:: Records provided
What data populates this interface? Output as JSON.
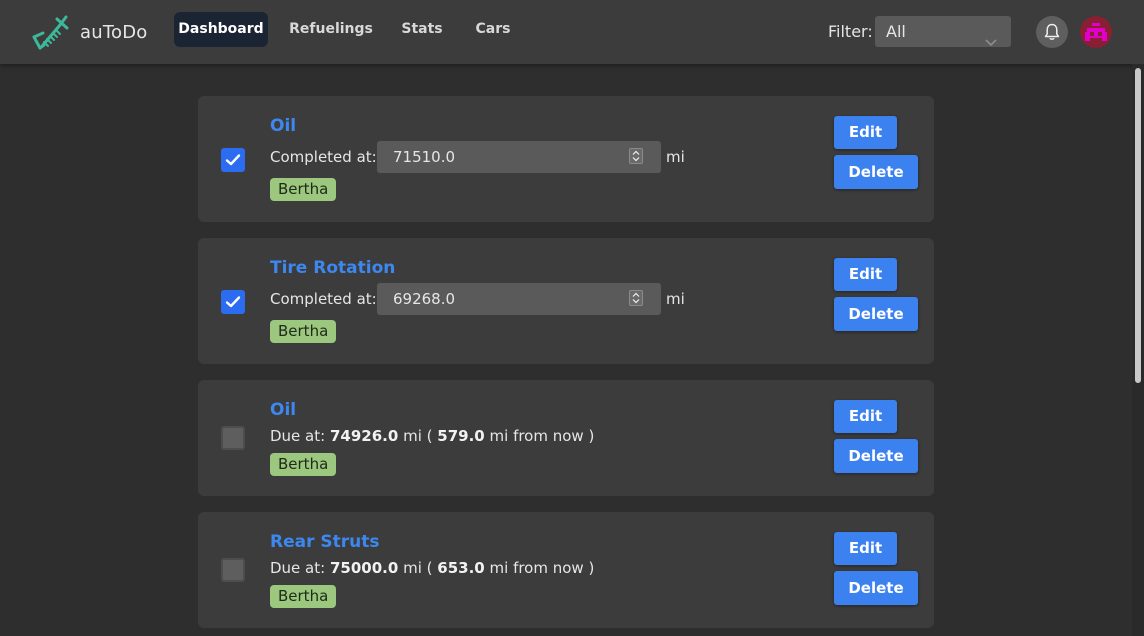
{
  "app": {
    "name": "auToDo",
    "logo_icon": "shock-absorber-icon",
    "accent": "#3db89a"
  },
  "nav": {
    "tabs": [
      {
        "label": "Dashboard",
        "active": true
      },
      {
        "label": "Refuelings",
        "active": false
      },
      {
        "label": "Stats",
        "active": false
      },
      {
        "label": "Cars",
        "active": false
      }
    ]
  },
  "filter": {
    "label": "Filter:",
    "value": "All"
  },
  "header_icons": {
    "bell": "bell-icon",
    "avatar": "avatar-icon"
  },
  "todos": [
    {
      "title": "Oil",
      "completed": true,
      "completed_label": "Completed at:",
      "completed_value": "71510.0",
      "unit": "mi",
      "car": "Bertha",
      "edit": "Edit",
      "delete": "Delete"
    },
    {
      "title": "Tire Rotation",
      "completed": true,
      "completed_label": "Completed at:",
      "completed_value": "69268.0",
      "unit": "mi",
      "car": "Bertha",
      "edit": "Edit",
      "delete": "Delete"
    },
    {
      "title": "Oil",
      "completed": false,
      "due_label": "Due at:",
      "due_value": "74926.0",
      "unit": "mi",
      "paren_open": "(",
      "remaining": "579.0",
      "remaining_suffix": "mi from now )",
      "car": "Bertha",
      "edit": "Edit",
      "delete": "Delete"
    },
    {
      "title": "Rear Struts",
      "completed": false,
      "due_label": "Due at:",
      "due_value": "75000.0",
      "unit": "mi",
      "paren_open": "(",
      "remaining": "653.0",
      "remaining_suffix": "mi from now )",
      "car": "Bertha",
      "edit": "Edit",
      "delete": "Delete"
    }
  ],
  "colors": {
    "primary": "#3b82f0",
    "tag_bg": "#9bc77e",
    "card_bg": "#3c3c3c",
    "page_bg": "#2e2e2e"
  }
}
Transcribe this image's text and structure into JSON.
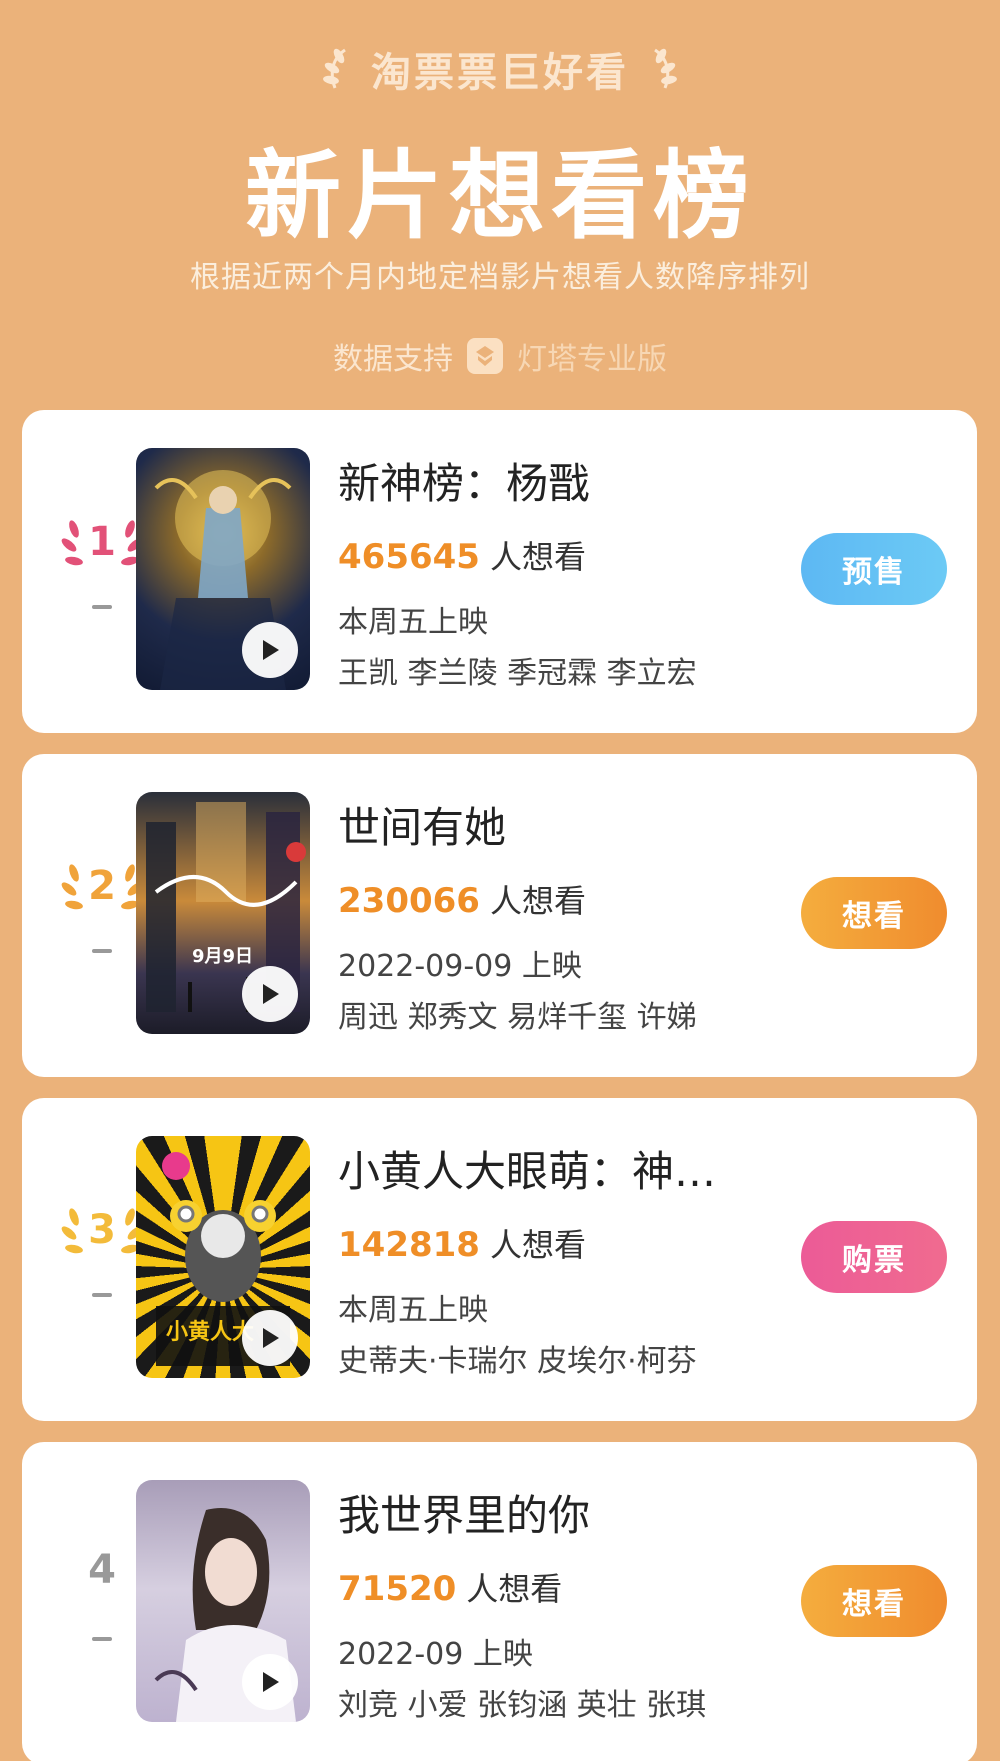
{
  "header": {
    "brand": "淘票票巨好看",
    "title": "新片想看榜",
    "subtitle": "根据近两个月内地定档影片想看人数降序排列",
    "support_label": "数据支持",
    "support_brand": "灯塔专业版"
  },
  "movies": [
    {
      "rank": "1",
      "title": "新神榜：杨戬",
      "want_count": "465645",
      "want_suffix": "人想看",
      "release": "本周五上映",
      "cast": "王凯 李兰陵 季冠霖 李立宏",
      "button": "预售",
      "button_color": "#5db8f3"
    },
    {
      "rank": "2",
      "title": "世间有她",
      "want_count": "230066",
      "want_suffix": "人想看",
      "release": "2022-09-09 上映",
      "cast": "周迅 郑秀文 易烊千玺 许娣",
      "button": "想看",
      "button_color": "#f2a038",
      "poster_text": "9月9日"
    },
    {
      "rank": "3",
      "title": "小黄人大眼萌：神…",
      "want_count": "142818",
      "want_suffix": "人想看",
      "release": "本周五上映",
      "cast": "史蒂夫·卡瑞尔 皮埃尔·柯芬",
      "button": "购票",
      "button_color": "#ec5b97",
      "poster_text": "小黄人大"
    },
    {
      "rank": "4",
      "title": "我世界里的你",
      "want_count": "71520",
      "want_suffix": "人想看",
      "release": "2022-09 上映",
      "cast": "刘竞 小爱 张钧涵 英壮 张琪",
      "button": "想看",
      "button_color": "#f2a038"
    }
  ]
}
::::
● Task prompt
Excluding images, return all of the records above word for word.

● Exercise result
What data populates this interface? Output as JSON.
{
  "app": {
    "name": "auToDo",
    "logo_icon": "shock-absorber-icon",
    "accent": "#3db89a"
  },
  "nav": {
    "tabs": [
      {
        "label": "Dashboard",
        "active": true
      },
      {
        "label": "Refuelings",
        "active": false
      },
      {
        "label": "Stats",
        "active": false
      },
      {
        "label": "Cars",
        "active": false
      }
    ]
  },
  "filter": {
    "label": "Filter:",
    "value": "All"
  },
  "header_icons": {
    "bell": "bell-icon",
    "avatar": "avatar-icon"
  },
  "todos": [
    {
      "title": "Oil",
      "completed": true,
      "completed_label": "Completed at:",
      "completed_value": "71510.0",
      "unit": "mi",
      "car": "Bertha",
      "edit": "Edit",
      "delete": "Delete"
    },
    {
      "title": "Tire Rotation",
      "completed": true,
      "completed_label": "Completed at:",
      "completed_value": "69268.0",
      "unit": "mi",
      "car": "Bertha",
      "edit": "Edit",
      "delete": "Delete"
    },
    {
      "title": "Oil",
      "completed": false,
      "due_label": "Due at:",
      "due_value": "74926.0",
      "unit": "mi",
      "paren_open": "(",
      "remaining": "579.0",
      "remaining_suffix": "mi from now )",
      "car": "Bertha",
      "edit": "Edit",
      "delete": "Delete"
    },
    {
      "title": "Rear Struts",
      "completed": false,
      "due_label": "Due at:",
      "due_value": "75000.0",
      "unit": "mi",
      "paren_open": "(",
      "remaining": "653.0",
      "remaining_suffix": "mi from now )",
      "car": "Bertha",
      "edit": "Edit",
      "delete": "Delete"
    }
  ],
  "colors": {
    "primary": "#3b82f0",
    "tag_bg": "#9bc77e",
    "card_bg": "#3c3c3c",
    "page_bg": "#2e2e2e"
  }
}
Transcribe this image's text and structure into JSON.
{
  "header": {
    "brand": "淘票票巨好看",
    "title": "新片想看榜",
    "subtitle": "根据近两个月内地定档影片想看人数降序排列",
    "support_label": "数据支持",
    "support_brand": "灯塔专业版"
  },
  "movies": [
    {
      "rank": "1",
      "title": "新神榜：杨戬",
      "want_count": "465645",
      "want_suffix": "人想看",
      "release": "本周五上映",
      "cast": "王凯 李兰陵 季冠霖 李立宏",
      "button": "预售",
      "button_color": "#5db8f3"
    },
    {
      "rank": "2",
      "title": "世间有她",
      "want_count": "230066",
      "want_suffix": "人想看",
      "release": "2022-09-09 上映",
      "cast": "周迅 郑秀文 易烊千玺 许娣",
      "button": "想看",
      "button_color": "#f2a038",
      "poster_text": "9月9日"
    },
    {
      "rank": "3",
      "title": "小黄人大眼萌：神…",
      "want_count": "142818",
      "want_suffix": "人想看",
      "release": "本周五上映",
      "cast": "史蒂夫·卡瑞尔 皮埃尔·柯芬",
      "button": "购票",
      "button_color": "#ec5b97",
      "poster_text": "小黄人大"
    },
    {
      "rank": "4",
      "title": "我世界里的你",
      "want_count": "71520",
      "want_suffix": "人想看",
      "release": "2022-09 上映",
      "cast": "刘竞 小爱 张钧涵 英壮 张琪",
      "button": "想看",
      "button_color": "#f2a038"
    }
  ]
}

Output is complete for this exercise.